AbstractA study of the structural and opto-electronic properties of state-of-the-art GaAs and InP quantum dot (QD) lasers is reported.
A high resolution structural analysis allows a size anisotropy of commercial GaAs based QDs to be determined. A model to simulate the shape of the density of states is then developed which accurately reproduces low temperature PL and room temperature absorption spectra. This model is subsequently used to provide a measure of carrier lifetime and predict new properties of the QD laser materials. A study of both GaAs based quantum well and quantum dot lasers is made with regard to their high temperature performance (up to ~450 K) and resilience to harsh environments. Suggestions for improved future designs and epitaxial growth improvements for high temperature operation are deduced, and insights into the carrier distribution within the QD laser are discussed. Device reliability and resilience is also explored, with GaAs based QD lasers showing enhanced resilience.
For InP based QD lasers, a study of the lasing characteristics of broad area lasers as a function of cavity length is made with a view to exploring epitaxial processes such as ripening and QD deposition temperature, and structural design parameters such as number and separation of QD layers. Full coverage of the S, C, and L optical communications bands by these lasers is demonstrated, leading to the opportunity for multi-band amplifier components. The variation of peak gain with carrier density is reported for the first time for these materials, allowing the interplay of loss and carrier transport to be highlighted. Optimal laser designs are deduced and future avenues to explore in terms of epitaxy are discussed. Characteristic temperatures of 140 K are deduced highlighting suitability for commercial roll-out.
|Date of Award||Dec 2020|

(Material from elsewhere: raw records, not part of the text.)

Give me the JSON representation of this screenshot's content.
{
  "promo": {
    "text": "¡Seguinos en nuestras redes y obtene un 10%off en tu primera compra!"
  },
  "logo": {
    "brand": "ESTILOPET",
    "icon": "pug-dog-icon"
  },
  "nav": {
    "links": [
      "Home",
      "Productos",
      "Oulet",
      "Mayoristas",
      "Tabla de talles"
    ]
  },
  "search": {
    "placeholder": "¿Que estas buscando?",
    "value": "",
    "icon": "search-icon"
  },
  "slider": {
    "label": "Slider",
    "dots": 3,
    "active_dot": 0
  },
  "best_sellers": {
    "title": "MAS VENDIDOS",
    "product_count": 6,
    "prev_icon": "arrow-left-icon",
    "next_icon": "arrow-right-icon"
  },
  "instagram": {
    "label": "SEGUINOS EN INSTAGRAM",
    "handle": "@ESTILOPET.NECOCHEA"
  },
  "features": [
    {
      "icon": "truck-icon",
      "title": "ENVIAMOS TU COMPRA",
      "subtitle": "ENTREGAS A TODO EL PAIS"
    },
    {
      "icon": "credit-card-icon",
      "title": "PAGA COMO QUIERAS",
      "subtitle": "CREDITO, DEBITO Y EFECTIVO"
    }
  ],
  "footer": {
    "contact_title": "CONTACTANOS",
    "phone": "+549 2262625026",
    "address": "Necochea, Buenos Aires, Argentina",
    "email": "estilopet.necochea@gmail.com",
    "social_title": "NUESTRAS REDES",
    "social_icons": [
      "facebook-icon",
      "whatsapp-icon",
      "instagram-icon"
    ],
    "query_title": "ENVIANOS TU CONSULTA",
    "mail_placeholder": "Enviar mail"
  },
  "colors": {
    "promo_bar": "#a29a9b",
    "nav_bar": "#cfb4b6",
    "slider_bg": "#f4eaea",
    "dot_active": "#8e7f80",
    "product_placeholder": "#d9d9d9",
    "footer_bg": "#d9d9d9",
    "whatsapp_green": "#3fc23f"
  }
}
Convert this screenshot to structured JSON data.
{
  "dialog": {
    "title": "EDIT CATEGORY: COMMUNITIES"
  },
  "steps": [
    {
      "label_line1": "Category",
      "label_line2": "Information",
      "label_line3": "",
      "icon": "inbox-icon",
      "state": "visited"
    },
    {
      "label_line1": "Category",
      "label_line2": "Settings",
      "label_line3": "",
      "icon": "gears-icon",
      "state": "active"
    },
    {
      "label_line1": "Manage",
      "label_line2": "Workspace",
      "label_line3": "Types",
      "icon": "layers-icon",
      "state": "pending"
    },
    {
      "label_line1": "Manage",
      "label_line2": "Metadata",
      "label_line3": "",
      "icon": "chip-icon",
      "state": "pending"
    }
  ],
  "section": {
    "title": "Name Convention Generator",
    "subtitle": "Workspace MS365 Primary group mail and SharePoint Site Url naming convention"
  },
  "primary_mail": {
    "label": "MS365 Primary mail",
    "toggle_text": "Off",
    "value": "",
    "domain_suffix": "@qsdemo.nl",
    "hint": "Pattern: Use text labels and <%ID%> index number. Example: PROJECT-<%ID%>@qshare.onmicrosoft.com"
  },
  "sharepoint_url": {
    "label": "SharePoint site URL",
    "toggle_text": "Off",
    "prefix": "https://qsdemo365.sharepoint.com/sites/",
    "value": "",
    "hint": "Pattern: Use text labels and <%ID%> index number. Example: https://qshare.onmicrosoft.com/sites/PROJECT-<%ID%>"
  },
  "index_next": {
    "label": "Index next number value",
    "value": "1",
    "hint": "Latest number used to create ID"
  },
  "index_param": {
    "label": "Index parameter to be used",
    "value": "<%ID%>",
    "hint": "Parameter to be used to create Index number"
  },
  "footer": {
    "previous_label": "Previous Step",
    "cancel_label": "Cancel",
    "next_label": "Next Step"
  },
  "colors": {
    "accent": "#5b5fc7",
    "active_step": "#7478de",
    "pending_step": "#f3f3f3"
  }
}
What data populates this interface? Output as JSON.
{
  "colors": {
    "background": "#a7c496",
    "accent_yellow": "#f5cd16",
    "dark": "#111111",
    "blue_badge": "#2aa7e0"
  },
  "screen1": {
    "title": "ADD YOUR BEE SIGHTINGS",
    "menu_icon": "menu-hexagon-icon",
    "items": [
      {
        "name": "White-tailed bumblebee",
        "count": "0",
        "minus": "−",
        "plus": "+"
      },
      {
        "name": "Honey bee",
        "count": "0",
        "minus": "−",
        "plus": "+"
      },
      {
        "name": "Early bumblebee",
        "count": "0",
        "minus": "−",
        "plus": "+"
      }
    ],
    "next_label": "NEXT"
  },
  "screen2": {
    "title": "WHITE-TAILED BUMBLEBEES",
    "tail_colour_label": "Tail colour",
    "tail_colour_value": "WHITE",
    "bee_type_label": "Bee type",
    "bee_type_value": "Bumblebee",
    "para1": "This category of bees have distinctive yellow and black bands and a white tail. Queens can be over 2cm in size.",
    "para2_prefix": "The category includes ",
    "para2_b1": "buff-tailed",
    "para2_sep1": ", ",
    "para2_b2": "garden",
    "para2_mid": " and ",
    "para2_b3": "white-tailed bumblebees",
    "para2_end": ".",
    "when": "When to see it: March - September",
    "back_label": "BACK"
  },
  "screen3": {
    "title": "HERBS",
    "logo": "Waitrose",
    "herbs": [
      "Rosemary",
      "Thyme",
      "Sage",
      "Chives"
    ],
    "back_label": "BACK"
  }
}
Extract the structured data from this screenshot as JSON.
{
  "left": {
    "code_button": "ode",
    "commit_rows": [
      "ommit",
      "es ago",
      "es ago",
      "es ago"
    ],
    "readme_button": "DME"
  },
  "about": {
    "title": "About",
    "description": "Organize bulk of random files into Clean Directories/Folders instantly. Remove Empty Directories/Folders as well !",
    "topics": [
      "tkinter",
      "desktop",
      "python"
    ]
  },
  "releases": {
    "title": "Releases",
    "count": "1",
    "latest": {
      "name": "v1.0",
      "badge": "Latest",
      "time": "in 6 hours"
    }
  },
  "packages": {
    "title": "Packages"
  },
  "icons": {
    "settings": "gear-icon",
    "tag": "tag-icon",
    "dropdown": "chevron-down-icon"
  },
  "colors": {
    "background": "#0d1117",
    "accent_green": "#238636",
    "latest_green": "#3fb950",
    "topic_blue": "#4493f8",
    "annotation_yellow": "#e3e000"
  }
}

|Sponsors||Engineering & Physical Sciences Research Council|
|Supervisor||Richard Hogg (Supervisor), David Childs (Supervisor) & Robert Bowman (Supervisor)|